By Chief of Staff of the Army Peter SchoomakerSeptember 18, 2006
Secretary Marsh, thank you very much.Good afternoon ladies and gentlemen. It is a pleasure to join you today to be part of your Memorial Day ceremony.Just down the road from here, the Civil War "Battle of Ball's Bluff" was fought in October 1861. One of those wounded there was a young 20 year old who was to become a famous Supreme Court Justice Oliver Wendell Holmes, Jr.Years later, talking to fellow veterans, Holmes talked of their shared experience of war. "We felt," he noted, "and we still feel, the passion of life to its top.
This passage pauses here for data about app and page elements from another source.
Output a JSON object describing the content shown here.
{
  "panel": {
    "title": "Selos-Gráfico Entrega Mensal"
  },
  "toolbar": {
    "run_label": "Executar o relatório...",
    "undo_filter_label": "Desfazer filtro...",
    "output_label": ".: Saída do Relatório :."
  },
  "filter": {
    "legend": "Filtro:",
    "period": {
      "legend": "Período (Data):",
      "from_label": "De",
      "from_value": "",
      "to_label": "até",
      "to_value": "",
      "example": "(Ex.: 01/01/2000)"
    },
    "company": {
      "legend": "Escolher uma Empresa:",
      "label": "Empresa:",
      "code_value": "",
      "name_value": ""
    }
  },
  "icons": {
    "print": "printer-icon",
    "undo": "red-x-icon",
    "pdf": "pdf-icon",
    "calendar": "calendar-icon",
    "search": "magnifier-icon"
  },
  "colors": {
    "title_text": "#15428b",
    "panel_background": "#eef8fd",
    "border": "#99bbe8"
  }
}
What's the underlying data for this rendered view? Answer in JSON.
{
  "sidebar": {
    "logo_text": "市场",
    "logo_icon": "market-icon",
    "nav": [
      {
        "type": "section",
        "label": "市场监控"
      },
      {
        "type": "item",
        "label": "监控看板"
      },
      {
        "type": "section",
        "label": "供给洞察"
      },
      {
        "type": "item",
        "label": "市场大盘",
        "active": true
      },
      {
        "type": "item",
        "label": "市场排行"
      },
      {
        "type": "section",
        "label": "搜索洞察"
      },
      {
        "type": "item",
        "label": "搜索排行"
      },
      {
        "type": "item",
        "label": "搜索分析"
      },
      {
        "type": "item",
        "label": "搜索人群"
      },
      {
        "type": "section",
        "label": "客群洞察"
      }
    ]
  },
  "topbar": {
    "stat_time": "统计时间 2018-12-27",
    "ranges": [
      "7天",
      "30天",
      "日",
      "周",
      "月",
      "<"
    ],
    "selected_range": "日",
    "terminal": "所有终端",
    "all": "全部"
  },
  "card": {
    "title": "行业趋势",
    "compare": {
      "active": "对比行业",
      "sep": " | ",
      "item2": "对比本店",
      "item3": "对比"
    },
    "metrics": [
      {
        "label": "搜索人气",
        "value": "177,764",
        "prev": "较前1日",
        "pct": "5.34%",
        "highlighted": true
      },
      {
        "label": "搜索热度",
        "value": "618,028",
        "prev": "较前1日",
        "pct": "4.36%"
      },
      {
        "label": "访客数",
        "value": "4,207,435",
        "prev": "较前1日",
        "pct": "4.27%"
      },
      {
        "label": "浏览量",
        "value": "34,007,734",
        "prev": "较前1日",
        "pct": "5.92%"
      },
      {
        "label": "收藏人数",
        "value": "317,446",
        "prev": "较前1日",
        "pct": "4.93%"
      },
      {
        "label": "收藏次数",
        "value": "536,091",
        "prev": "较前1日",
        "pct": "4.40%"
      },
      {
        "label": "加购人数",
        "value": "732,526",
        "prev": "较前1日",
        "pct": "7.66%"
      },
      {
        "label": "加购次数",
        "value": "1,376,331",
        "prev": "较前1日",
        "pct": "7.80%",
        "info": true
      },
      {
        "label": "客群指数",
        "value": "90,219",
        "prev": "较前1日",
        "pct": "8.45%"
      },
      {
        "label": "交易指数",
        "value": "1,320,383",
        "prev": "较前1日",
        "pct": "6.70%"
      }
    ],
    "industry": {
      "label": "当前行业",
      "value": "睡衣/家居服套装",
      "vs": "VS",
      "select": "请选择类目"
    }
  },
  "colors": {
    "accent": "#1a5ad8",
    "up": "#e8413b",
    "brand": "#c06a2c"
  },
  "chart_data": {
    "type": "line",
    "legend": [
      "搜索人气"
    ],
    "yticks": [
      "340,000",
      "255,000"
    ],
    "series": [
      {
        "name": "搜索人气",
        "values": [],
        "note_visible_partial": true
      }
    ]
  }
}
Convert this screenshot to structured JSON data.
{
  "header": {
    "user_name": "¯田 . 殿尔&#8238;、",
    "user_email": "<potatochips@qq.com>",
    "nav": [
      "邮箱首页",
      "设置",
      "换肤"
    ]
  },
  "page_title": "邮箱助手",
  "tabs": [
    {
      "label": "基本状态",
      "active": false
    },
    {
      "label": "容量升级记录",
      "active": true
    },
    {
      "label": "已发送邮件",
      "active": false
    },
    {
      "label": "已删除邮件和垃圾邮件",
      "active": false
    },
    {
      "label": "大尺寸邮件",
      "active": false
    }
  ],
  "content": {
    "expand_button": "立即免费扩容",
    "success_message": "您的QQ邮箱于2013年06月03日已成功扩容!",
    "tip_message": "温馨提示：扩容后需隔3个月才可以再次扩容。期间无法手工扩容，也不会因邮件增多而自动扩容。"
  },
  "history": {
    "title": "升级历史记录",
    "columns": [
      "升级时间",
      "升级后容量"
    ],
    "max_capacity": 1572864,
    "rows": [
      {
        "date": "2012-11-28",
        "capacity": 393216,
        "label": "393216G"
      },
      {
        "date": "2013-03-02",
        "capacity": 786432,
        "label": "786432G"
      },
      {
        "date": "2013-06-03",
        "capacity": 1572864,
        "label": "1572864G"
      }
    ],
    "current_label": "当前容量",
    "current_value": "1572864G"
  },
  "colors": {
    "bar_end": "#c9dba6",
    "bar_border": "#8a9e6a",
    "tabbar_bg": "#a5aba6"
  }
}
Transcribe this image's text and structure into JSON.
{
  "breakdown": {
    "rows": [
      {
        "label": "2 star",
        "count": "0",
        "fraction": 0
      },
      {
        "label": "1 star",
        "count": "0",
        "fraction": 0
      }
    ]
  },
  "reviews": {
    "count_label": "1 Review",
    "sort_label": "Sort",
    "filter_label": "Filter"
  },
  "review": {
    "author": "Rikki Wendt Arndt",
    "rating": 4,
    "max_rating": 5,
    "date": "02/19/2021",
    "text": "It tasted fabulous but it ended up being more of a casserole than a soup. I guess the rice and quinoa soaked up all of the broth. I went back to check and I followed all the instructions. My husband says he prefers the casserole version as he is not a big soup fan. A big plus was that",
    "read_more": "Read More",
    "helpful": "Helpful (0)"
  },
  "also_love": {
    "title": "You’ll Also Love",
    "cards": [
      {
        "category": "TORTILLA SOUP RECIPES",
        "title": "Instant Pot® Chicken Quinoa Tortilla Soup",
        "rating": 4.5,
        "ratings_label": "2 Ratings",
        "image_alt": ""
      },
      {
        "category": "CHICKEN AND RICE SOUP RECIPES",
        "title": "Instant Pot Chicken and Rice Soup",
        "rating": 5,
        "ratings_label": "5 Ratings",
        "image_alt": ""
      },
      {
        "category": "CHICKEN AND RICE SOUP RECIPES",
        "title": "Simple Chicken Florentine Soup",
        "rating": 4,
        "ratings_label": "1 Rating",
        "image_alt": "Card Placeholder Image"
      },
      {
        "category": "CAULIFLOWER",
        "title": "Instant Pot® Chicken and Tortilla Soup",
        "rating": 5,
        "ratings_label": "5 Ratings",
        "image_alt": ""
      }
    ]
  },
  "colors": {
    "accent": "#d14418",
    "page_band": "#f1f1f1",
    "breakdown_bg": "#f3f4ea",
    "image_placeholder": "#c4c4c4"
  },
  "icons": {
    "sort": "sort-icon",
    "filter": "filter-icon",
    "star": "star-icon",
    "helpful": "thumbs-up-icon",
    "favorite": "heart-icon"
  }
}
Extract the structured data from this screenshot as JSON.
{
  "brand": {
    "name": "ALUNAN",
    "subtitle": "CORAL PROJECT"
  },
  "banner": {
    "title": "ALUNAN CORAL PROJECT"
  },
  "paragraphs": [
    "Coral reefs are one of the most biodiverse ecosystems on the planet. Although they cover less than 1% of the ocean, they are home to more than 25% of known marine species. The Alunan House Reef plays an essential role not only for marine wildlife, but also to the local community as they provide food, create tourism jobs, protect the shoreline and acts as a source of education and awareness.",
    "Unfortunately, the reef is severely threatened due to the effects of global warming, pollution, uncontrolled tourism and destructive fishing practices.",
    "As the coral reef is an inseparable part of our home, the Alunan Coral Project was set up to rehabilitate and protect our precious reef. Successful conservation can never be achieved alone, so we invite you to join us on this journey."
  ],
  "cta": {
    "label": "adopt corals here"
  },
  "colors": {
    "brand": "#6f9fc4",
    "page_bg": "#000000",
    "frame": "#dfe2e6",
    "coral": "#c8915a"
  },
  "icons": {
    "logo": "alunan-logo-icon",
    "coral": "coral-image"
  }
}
In our youth, our hearts were touched with fire."Let me tell you that it is truly an honor to be here today with so many veterans whose hearts were touched with that fire and who continue to feel the passion of life.When asked why people still kept up Memorial Day. Holmes responded that "it celebrates and solemnly reaffirms from year to year a national act of enthusiasm and faith."The enthusiasm of which he spoke was not a zeal for war, but rather a desire to serve. Nor was he alluding in this case to religious faith. Faith, he noted, is a willingness "to commit yourself to a course, perhaps a long and hard one, without being able to foresee exactly where you will come out."Today we continue to honor this enthusiasm and faith, and do so while the country is engaged in this long struggle, not just the battle in Iraq or Afghanistan, but in numerous spots around the globe.In fact, like those in generations past who have worn the American uniform, today's Soldiers are imbued with what we call the Warrior Ethos. They are motivated by an unwavering belief that they will be victorious on the field of battle, and in the long war because the Nation requires nothing less. Our young men and women in uniform symbolize the nobility of selfless service.Of course, Memorial Day is not focused on the living. Rather, it is dedicated to those who, as President Lincoln so eloquently reminded us, have given their "last full measure of devotion."While it is often said that Soldiers fight not for some high ideal or geopolitical objective, but rather for their buddies, those who have died have clearly done so for an ideal enshrined in the Constitution. It is an ideal each swore to support and defend. It is an ideal to which each promised to bear true faith and allegiance. It is an ideal each thought worth defending.In fact, by raising their right hand and voluntarily taking the oath of military service, with its obligations and attendant risks they clearly epitomize the "enthusiasm and faith" of which Justice Holmes spoke.On occasions like Memorial Day there may be a tendency to cite the number of dead or catalog them by war or conflict, branch of service, home state, or other attribute. It is too easy, much too easy, to forget that their individual characteristics and selfless service to country defy easy categorization.They were brothers and sisters, sons and daughters, husbands and wives, parents, and friends. They were brothers and sisters-in-arms and they are our heroes, forever frozen in time, in our memories, forever young.To the families and friends of the fallen, we know that words are seldom sufficient comfort. Although emptiness will linger, we are grateful for the time we had with them and celebrate who they were and how they lived their lives. And perhaps most significantly, we must never forget that their lives were lost in struggles dedicated to the eternal truth of freedom and the human spirit. Our country was founded on that spirit and Americans have nurtured it through every war we've fought.Just before the Battle of Bull Run, a young Major Sullivan Ballou wrote to his wife, his "very dear Sarah," that he had "no misgivings about or lack of confidence in the cause in which I'm engaged. I know how strongly American civilization now leans upon our triumph, and how great a debt we owe to those who went before us through the blood and suffering of America's Revolution."Sullivan Ballou would die only days later, and yet today we know his sacrifice, like the sacrifices of all those from all wars that we honor on this Memorial Day, was not in vain.Let me finish with a few words about the living.While Americans observe this important holiday and hopefully reflect on the sacrifice and spirit of those who have fought and died in their name, Soldiers, alongside Marines, Sailors, Airmen, and Coast Guardsmen, continue to fight the good fight on far-flung battlefields.While they may briefly pause to remember fallen comrades, they know they cannot rest,. cannot lose focus, cannot forget that the ideals for which others have died, are still worth fighting for.And when this year's Memorial Day passes, not to be commemorated again until next year, those still in uniform will continue to "solemnly reaffirm" the "enthusiasm and faith" of their fallen comrades day in and day out.America can be rightly proud.Thank you and God Bless America.